I’ll be perfectly honest. We’ve never been big fans of airline food. I usually take a backpack full of snacks to make up for what we don’t/won’t eat on the plane. Just the smell of the food, and something about the coffee, often makes me nauseous. My husband has refused meals as he can’t stand the smell either (which always confuses the flight attendants).
But this past summer, we flew Lufthansa business class and something miraculous happened. We both ate our meals - my husband even finished what I had left on my plate. I was flabbergasted. I was totally prepared to eat snacks from the backpack but ended up barely touching them!
So, when I was invited to do a “behind the scenes” tour at LSG Sky Chefs facility at the Orlando International Airport a few weeks later to learn more about where airline food comes from, I immediately said “yes”. Only a handful of agents were invited for this “exclusive” access. I’ve always been curious to the inner-workings of the airport so this was a great opportunity to learn firsthand how things operate on the food handling side.
LSG Sky Chefs is the brand name of the world’s largest provider of airline catering and in-flight services. In Orlando, they work with airlines such as Lufthansa, Edelweiss, Delta and Virgin amongst others.
Before we headed out on our tour, we had to put on jackets (think lab coats) and hairnets. We also had to remove all jewelry. Bearded guys had to cover up their facial hair. We were all giggling about our new attire but were thankful they were so strict for hygienic and safety reasons.
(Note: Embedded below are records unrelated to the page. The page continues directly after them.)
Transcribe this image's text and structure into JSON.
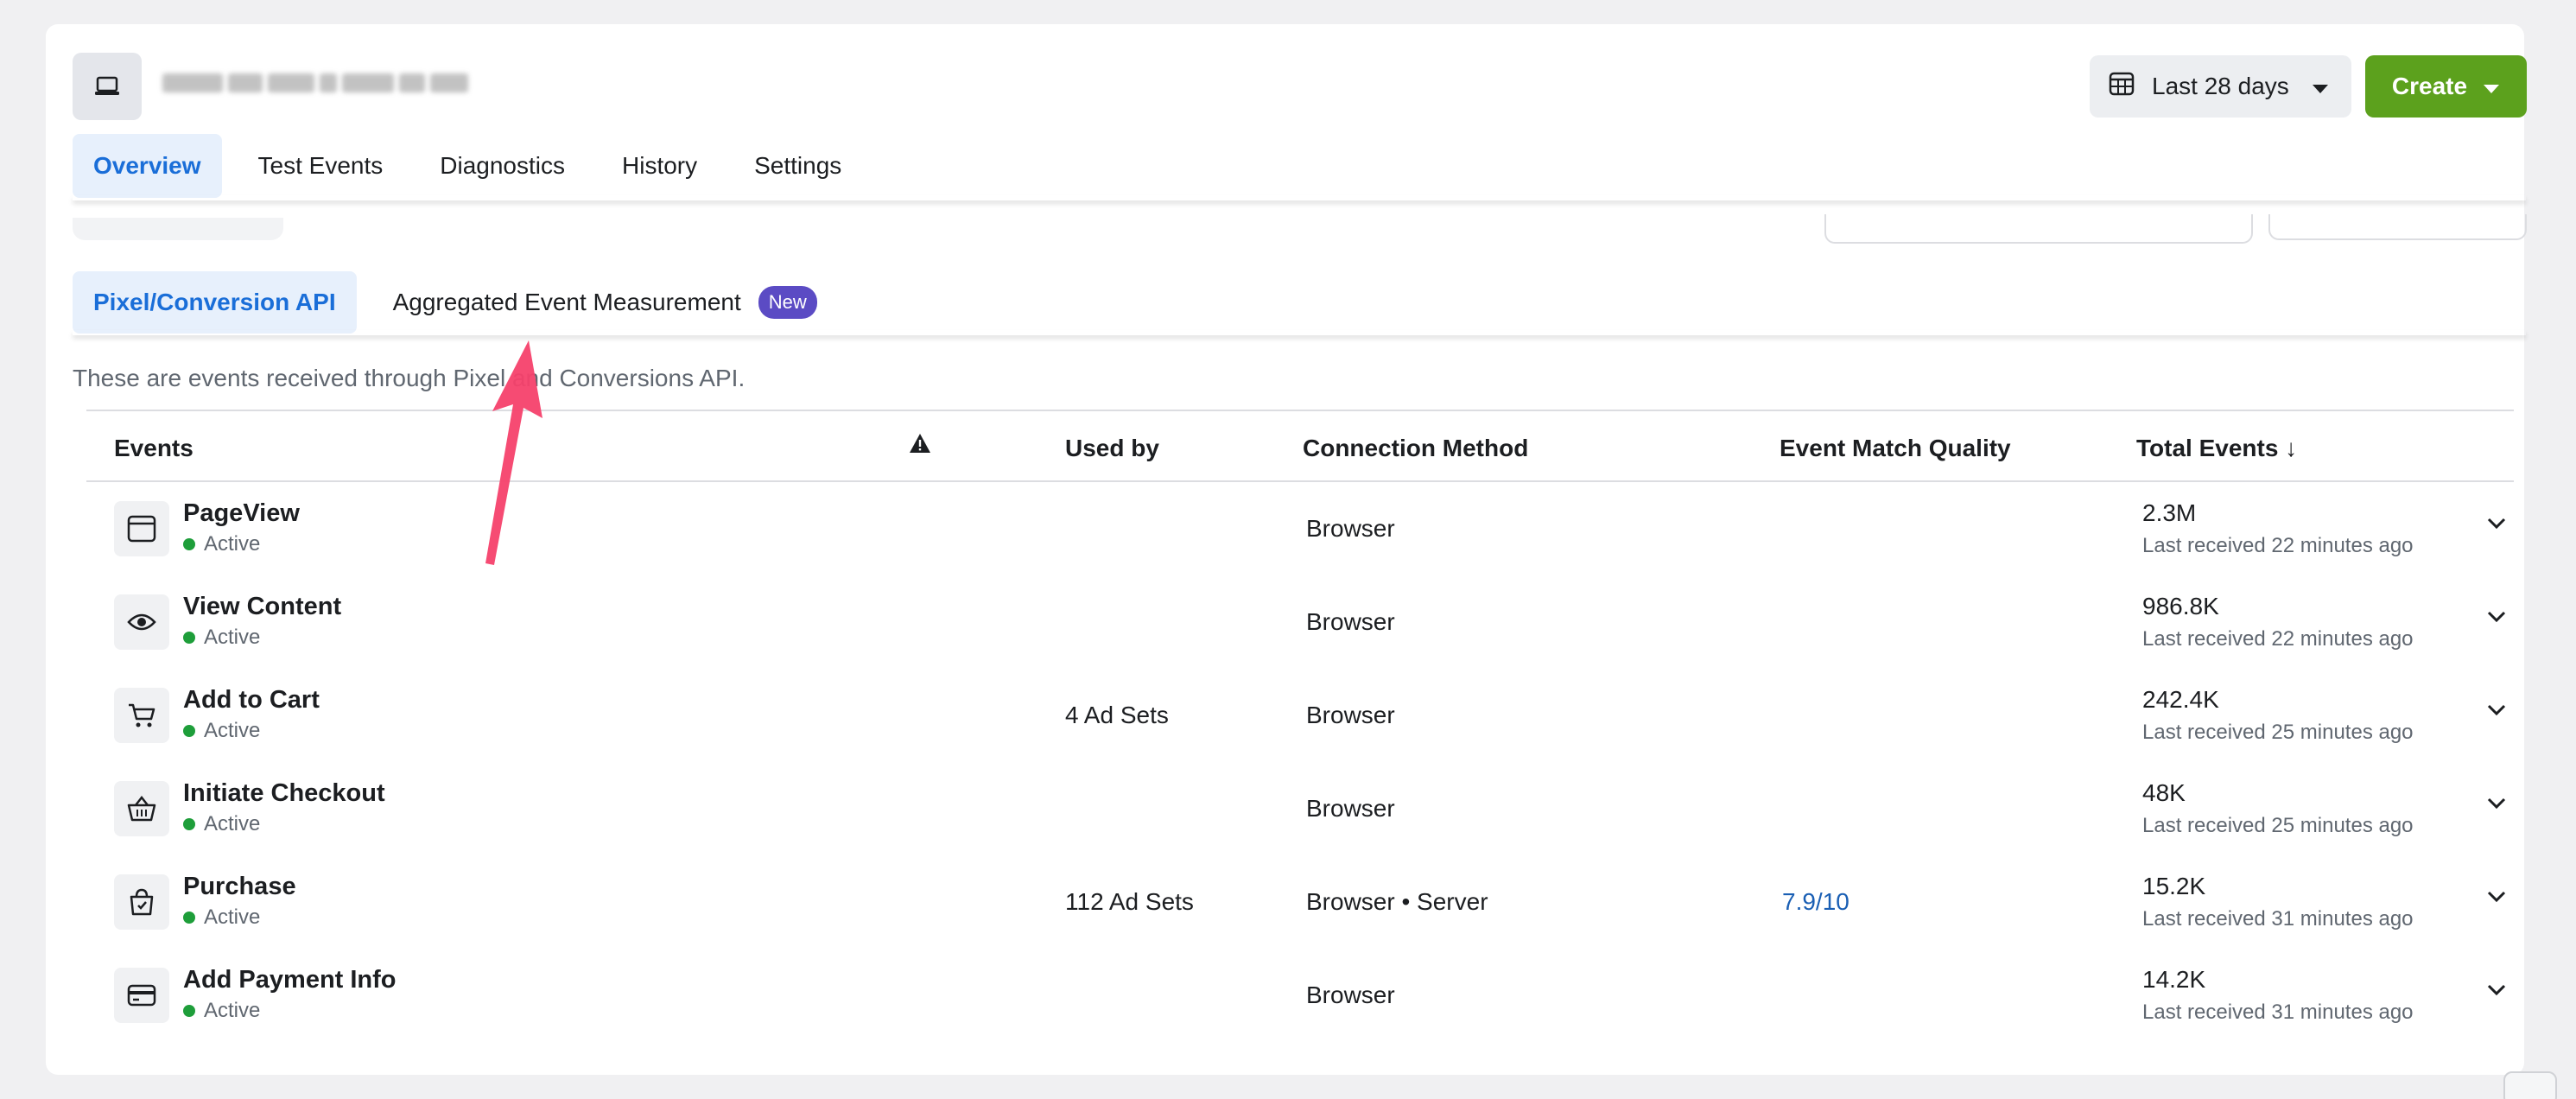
{
  "header": {
    "date_range_label": "Last 28 days",
    "create_label": "Create",
    "icons": {
      "app": "laptop-icon",
      "date": "calendar-grid-icon",
      "caret": "caret-down-icon"
    }
  },
  "tabs": [
    {
      "label": "Overview",
      "active": true
    },
    {
      "label": "Test Events",
      "active": false
    },
    {
      "label": "Diagnostics",
      "active": false
    },
    {
      "label": "History",
      "active": false
    },
    {
      "label": "Settings",
      "active": false
    }
  ],
  "subtabs": [
    {
      "label": "Pixel/Conversion API",
      "active": true
    },
    {
      "label": "Aggregated Event Measurement",
      "active": false,
      "badge": "New"
    }
  ],
  "description": "These are events received through Pixel and Conversions API.",
  "table": {
    "columns": {
      "events": "Events",
      "warning": "warning-icon",
      "used_by": "Used by",
      "connection": "Connection Method",
      "quality": "Event Match Quality",
      "total": "Total Events ↓"
    },
    "rows": [
      {
        "name": "PageView",
        "status": "Active",
        "icon": "browser-window-icon",
        "used_by": "",
        "connection": "Browser",
        "quality": "",
        "total": "2.3M",
        "last": "Last received 22 minutes ago"
      },
      {
        "name": "View Content",
        "status": "Active",
        "icon": "eye-icon",
        "used_by": "",
        "connection": "Browser",
        "quality": "",
        "total": "986.8K",
        "last": "Last received 22 minutes ago"
      },
      {
        "name": "Add to Cart",
        "status": "Active",
        "icon": "cart-icon",
        "used_by": "4 Ad Sets",
        "connection": "Browser",
        "quality": "",
        "total": "242.4K",
        "last": "Last received 25 minutes ago"
      },
      {
        "name": "Initiate Checkout",
        "status": "Active",
        "icon": "basket-icon",
        "used_by": "",
        "connection": "Browser",
        "quality": "",
        "total": "48K",
        "last": "Last received 25 minutes ago"
      },
      {
        "name": "Purchase",
        "status": "Active",
        "icon": "shopping-bag-icon",
        "used_by": "112 Ad Sets",
        "connection": "Browser • Server",
        "quality": "7.9/10",
        "total": "15.2K",
        "last": "Last received 31 minutes ago"
      },
      {
        "name": "Add Payment Info",
        "status": "Active",
        "icon": "credit-card-icon",
        "used_by": "",
        "connection": "Browser",
        "quality": "",
        "total": "14.2K",
        "last": "Last received 31 minutes ago"
      }
    ]
  },
  "colors": {
    "primary_blue": "#1a6ed8",
    "create_green": "#5ca11d",
    "badge_purple": "#5b4bc4",
    "active_dot": "#1e9e3a",
    "annotation_arrow": "#f5416c"
  }
}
First stop on our tour was a warehouse where they stored all of the dry goods for the different airlines. Each airline had their own “cage” (or multiple cages) where these items were stored - all specific to each airline (Lufthansa serves bottled water from Germany, for instance). There were boxes and boxes of sodas, water, beer, food trays and other airline branded items stacked high to the ceiling. It was overwhelming - but very well organized.
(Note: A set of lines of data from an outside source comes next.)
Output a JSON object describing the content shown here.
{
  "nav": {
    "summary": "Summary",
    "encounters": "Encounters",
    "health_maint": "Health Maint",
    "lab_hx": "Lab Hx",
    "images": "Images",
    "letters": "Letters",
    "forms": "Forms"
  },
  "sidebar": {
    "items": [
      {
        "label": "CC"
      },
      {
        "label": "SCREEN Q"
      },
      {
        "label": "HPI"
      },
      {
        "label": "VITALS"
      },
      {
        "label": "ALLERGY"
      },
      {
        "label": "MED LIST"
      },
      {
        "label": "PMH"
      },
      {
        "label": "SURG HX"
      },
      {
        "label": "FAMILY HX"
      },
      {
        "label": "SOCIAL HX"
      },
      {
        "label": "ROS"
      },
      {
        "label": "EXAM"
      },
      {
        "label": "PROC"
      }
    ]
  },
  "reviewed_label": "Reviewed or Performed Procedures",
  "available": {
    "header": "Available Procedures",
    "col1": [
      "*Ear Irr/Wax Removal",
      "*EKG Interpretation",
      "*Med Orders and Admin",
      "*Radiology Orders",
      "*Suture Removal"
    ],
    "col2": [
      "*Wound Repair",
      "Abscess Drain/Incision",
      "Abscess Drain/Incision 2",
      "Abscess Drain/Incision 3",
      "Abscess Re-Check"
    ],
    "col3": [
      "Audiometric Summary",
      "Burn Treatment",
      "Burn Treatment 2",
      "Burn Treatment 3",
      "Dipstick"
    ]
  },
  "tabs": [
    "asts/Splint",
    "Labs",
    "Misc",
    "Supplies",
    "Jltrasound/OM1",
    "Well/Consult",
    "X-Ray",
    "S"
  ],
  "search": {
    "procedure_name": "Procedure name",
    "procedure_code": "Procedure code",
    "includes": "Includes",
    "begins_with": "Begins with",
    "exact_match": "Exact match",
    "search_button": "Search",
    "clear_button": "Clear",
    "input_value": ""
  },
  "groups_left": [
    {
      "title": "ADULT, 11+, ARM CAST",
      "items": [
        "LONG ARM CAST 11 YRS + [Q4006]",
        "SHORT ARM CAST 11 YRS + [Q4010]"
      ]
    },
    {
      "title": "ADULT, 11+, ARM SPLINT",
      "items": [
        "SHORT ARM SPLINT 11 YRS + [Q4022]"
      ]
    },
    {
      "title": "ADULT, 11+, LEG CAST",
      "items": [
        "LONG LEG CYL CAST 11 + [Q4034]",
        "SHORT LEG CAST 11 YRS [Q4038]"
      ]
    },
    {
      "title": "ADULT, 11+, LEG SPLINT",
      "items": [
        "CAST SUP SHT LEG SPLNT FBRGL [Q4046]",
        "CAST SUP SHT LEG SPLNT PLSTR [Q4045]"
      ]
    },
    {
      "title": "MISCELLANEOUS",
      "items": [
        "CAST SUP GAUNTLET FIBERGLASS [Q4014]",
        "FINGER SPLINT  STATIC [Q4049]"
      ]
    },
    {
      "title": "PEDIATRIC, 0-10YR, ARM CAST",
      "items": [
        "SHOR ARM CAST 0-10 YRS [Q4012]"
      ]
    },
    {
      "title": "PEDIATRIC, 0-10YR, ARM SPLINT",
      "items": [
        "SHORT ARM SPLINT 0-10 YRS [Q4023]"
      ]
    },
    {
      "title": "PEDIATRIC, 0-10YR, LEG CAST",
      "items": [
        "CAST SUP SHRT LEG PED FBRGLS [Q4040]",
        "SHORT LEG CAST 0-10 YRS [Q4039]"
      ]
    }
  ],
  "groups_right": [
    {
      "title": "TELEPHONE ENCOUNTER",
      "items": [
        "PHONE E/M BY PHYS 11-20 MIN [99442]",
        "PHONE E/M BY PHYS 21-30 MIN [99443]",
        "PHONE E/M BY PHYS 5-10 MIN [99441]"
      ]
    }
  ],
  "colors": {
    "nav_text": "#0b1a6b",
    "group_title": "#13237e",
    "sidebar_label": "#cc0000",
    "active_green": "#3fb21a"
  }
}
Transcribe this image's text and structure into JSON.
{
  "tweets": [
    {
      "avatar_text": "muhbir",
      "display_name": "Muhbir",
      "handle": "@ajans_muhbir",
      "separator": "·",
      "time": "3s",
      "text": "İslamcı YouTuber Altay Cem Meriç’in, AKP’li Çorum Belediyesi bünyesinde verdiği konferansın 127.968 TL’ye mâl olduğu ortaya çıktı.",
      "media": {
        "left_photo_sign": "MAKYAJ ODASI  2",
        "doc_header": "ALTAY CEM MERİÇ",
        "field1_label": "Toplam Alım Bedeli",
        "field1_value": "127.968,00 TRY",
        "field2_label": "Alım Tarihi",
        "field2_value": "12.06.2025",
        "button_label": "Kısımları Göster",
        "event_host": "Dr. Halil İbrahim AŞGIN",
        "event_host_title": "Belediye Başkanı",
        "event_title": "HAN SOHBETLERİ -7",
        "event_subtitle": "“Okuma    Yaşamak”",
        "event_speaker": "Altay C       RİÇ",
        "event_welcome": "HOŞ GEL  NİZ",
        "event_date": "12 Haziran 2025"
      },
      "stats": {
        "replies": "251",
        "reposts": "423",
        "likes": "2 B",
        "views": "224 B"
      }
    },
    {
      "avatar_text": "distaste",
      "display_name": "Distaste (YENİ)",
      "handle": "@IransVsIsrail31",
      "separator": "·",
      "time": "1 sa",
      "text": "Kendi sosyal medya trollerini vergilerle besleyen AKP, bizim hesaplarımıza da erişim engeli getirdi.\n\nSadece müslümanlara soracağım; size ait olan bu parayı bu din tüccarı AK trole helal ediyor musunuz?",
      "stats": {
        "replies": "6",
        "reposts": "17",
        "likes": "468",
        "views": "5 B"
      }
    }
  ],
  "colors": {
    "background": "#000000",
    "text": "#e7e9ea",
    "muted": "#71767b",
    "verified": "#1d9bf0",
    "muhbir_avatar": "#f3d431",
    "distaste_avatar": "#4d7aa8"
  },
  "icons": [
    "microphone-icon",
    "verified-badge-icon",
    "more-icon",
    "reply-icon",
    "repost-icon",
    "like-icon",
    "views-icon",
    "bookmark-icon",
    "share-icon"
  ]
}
We then were taken to the area where they make up the food trays. This was the coldest part of our tour - it is a constant cold temperature (can’t remember what they said but they joked it was the coldest room in Orlando - and I believe them!) There were tables in the middle of the large room where they assemble the food trays. Shelves are on wheels so they can move whatever they need within easy reach. We were there in the late afternoon and so the actual packing was already completed for the day but I can imagine it is a bustling area in the morning. It works almost like an assembly line with each table doing a different part of the tray. Believe they said they do about 40,000 meals a day! That’s just in Orlando!
After the food trays are made, they are delivered to the next room (which felt even colder) where they are put into the carts that you’ll see on the plane - the metal carts that have looked the same ever since I can remember. Each is carefully tagged and sealed before they are sent to the aircraft. They are kept at a constant cold temperature this whole time to ensure food safety. Side note - they even have a resident USDA inspector in the building!
When it is time to take it to the planes, they load the carts up to the waiting trucks. The drive to the plane takes about 20-30 minutes. Each truck has to be inspected by security and each driver has to go through the metal detector and be wanded just like they were boarding the plane. Orlando has a very secure airport, apparently.
They will then load the carts into the planes (into a climate controlled area) where they wait patiently until it is meal time. Then - voila! - your meal is ready for you - just like magic!
After our tour, we had a tasting of the current menus for business class for Lufthansa and Edelweiss. In case you didn’t know, Lufthansa is a large German airline and they fly non-stop daily between Orlando and Frankfurt (with connections to all over Europe and beyond). Edelweiss is a Swiss airline and they fly several times a week between Orlando and Zurich. Both airlines fly to other airports in the U.S. as well but the menus may be different than what they serve to/from Orlando.
It had only been a month or so since I flew Lufthansa, but the business class menu was already different - apparently it changes every 2 months. The quality and presentation is that of a higher end restaurant - there is definitely attention to detail on each plate. Both airlines have a menu where you can choose your meal (at least in business class) - there’s always a vegetarian option as well. Oh and there’s wine too. Can’t forget to mention that! They had a couple of their chefs speak to us about the ingredients and how they decide what to serve, and it was really interesting. There’s so much thought and care to what you end up with on the little tray.
It was a really interesting afternoon seeing where and how the meals make it to the flights. I’ve definitely gotten a better perspective on airline food and will give it another chance next time I fly. Big thanks to Lufthansa and Edelweiss for hosting this fun event which was also very informative!
Fun fact: The Sky Chefs facility in Orlando also does all of the sandwiches for 7-11 and RaceTrak in the state of Florida! Who knew you might be eating “airline food” while on the ground!